I disagree with Roq that points of contention get pushed aside because there's no will to be independent. They get pushed aside - and they may be stored away for future use, for what I know - because people don't want to fall from the hegemon's grace and to burn to make a point, but they want to increase their influence and eventually, if and when it will seem possible, make the hegemon burn to "make their point": it's realpolitik, not "being structural followers".
I again disagree with Roq that the lack of an "appropriate King of the Mountain mentality" is the issue here. While indeed there are alliances that (for realism) don't aspire to become the hegemon, everyone wants to be safe. The combination of mechanisms that "block" CN politics (if it's blocked for real) is what I tried to sketch above. It's not a lack of ambition as we definitely have a lot of parties with a lot of ambition.
The "positive" conclusion is that the above drives/mechanisms work better because CN is "old", and being on the receiving end of a beating is now much worse than what it was years ago, hence people are less inclined to take risks and more inclined to just attach themselves to the hegemony. This is not true in general, but it's mostly correct on a scale wide enough to severely affect the game.
I personally think that a few political inventions may change this situation (not the "current hegemony", but the mechanism that tend to produce stable hegemonies in general). They're not easy to perform (if they were they would have been already performed!)
- People may try to devise new political constructions centred on cooperation instead of rivalries. Creating structures that ensure the safety of your group(s) without the need of becoming an empire would help others to join your cause - or rather: to become a part of a cause with you - without the fear of being later put in your black list. Because there wouldn't be any "you" and "me" anymore.
- People may continue to try foster multilateral interaction at every level. An hegemony can exercise control only up to a certain extent, and they simply can't really prevent everyone from creating links if the dynamic is too fast and widespread. In a certain sense, working to sterilize the links of your current "enemies" can be counter-productive in the long run, as compared to working to extend and increase your (or even everyone's) bonds.
- The Prisoner's Dilemma is instead very difficult to overcome. We'd need structural changes to the game that made it possible for the runner ups to close the gap with the most powerful nations/alliances/blocs in a reasonable time. Unless the treasuries inflation and the tech gap are properly addressed, we're in for a long wait on that aspect. It is anyway still possible to work to break the unity of "the 1%" and to try to have the stat hegemons spread among multiple actors. I wouldn't tell you how to do it even if I had ideas on it (which I don't have).
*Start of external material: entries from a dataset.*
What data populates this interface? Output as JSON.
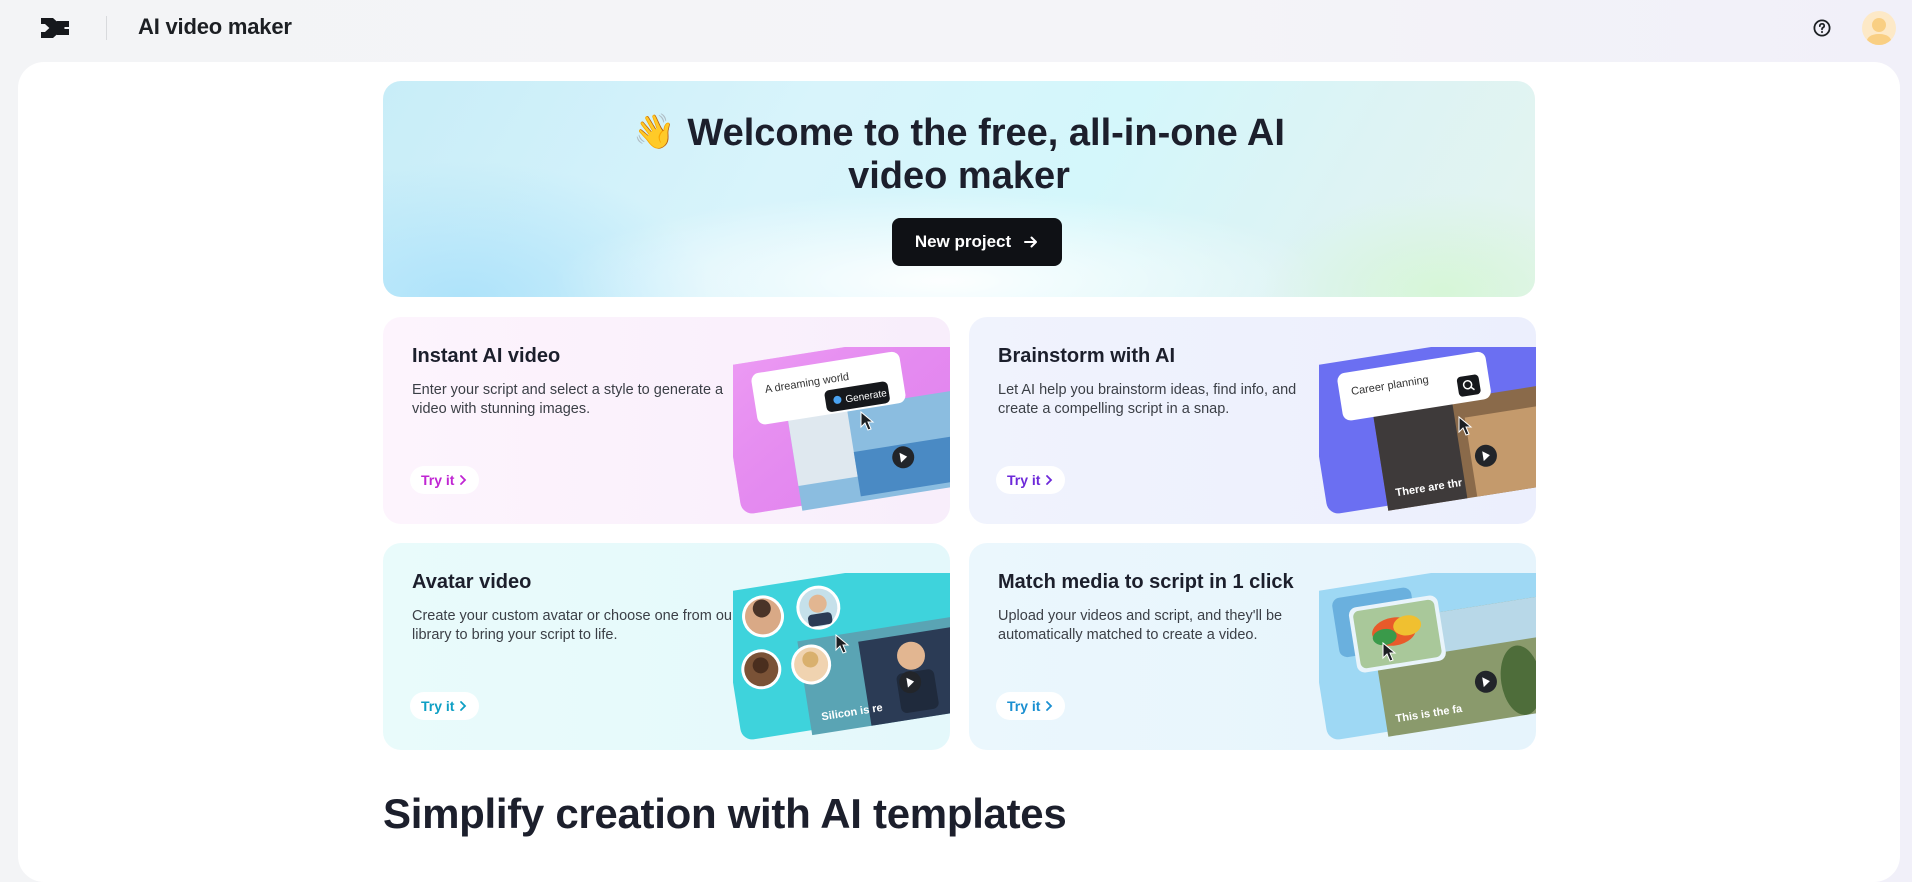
{
  "app": {
    "title": "AI video maker"
  },
  "hero": {
    "emoji": "👋",
    "title_line1": "Welcome to the free, all-in-one AI",
    "title_line2": "video maker",
    "button_label": "New project"
  },
  "cards": [
    {
      "title": "Instant AI video",
      "description": "Enter your script and select a style to generate a video with stunning images.",
      "cta": "Try it",
      "art": {
        "input_text": "A dreaming world",
        "button_text": "Generate"
      }
    },
    {
      "title": "Brainstorm with AI",
      "description": "Let AI help you brainstorm ideas, find info, and create a compelling script in a snap.",
      "cta": "Try it",
      "art": {
        "input_text": "Career planning",
        "caption": "There are thr"
      }
    },
    {
      "title": "Avatar video",
      "description": "Create your custom avatar or choose one from our library to bring your script to life.",
      "cta": "Try it",
      "art": {
        "caption": "Silicon is re"
      }
    },
    {
      "title": "Match media to script in 1 click",
      "description": "Upload your videos and script, and they'll be automatically matched to create a video.",
      "cta": "Try it",
      "art": {
        "caption": "This is the fa"
      }
    }
  ],
  "section": {
    "title": "Simplify creation with AI templates"
  },
  "icons": {
    "logo": "capcut-logo-icon",
    "help": "help-circle-icon",
    "arrow": "arrow-right-icon",
    "chevron": "chevron-right-icon",
    "play": "play-icon"
  },
  "colors": {
    "primary_button": "#0f1115",
    "cta_instant": "#c026d3",
    "cta_brainstorm": "#6d28d9",
    "cta_avatar": "#0e9fc4",
    "cta_match": "#1a8fd1"
  }
}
The path (at times attempted) to try befriend neutrals with "strong" top layers is instead doomed to fail, due to two very good reasons: neutrals aren't interested in CN politics, or they wouldn't be neutral; often they can't fight very well, and/or they aren't really that well equipped - wonders and money - and they'd just inflate one party's NS and self-confidence.)
A final "joke":
Whatever alliance you are in... I can point to someone and call you their lapdogs.
Really? I challenge you to name whose I'd be the lapdog of...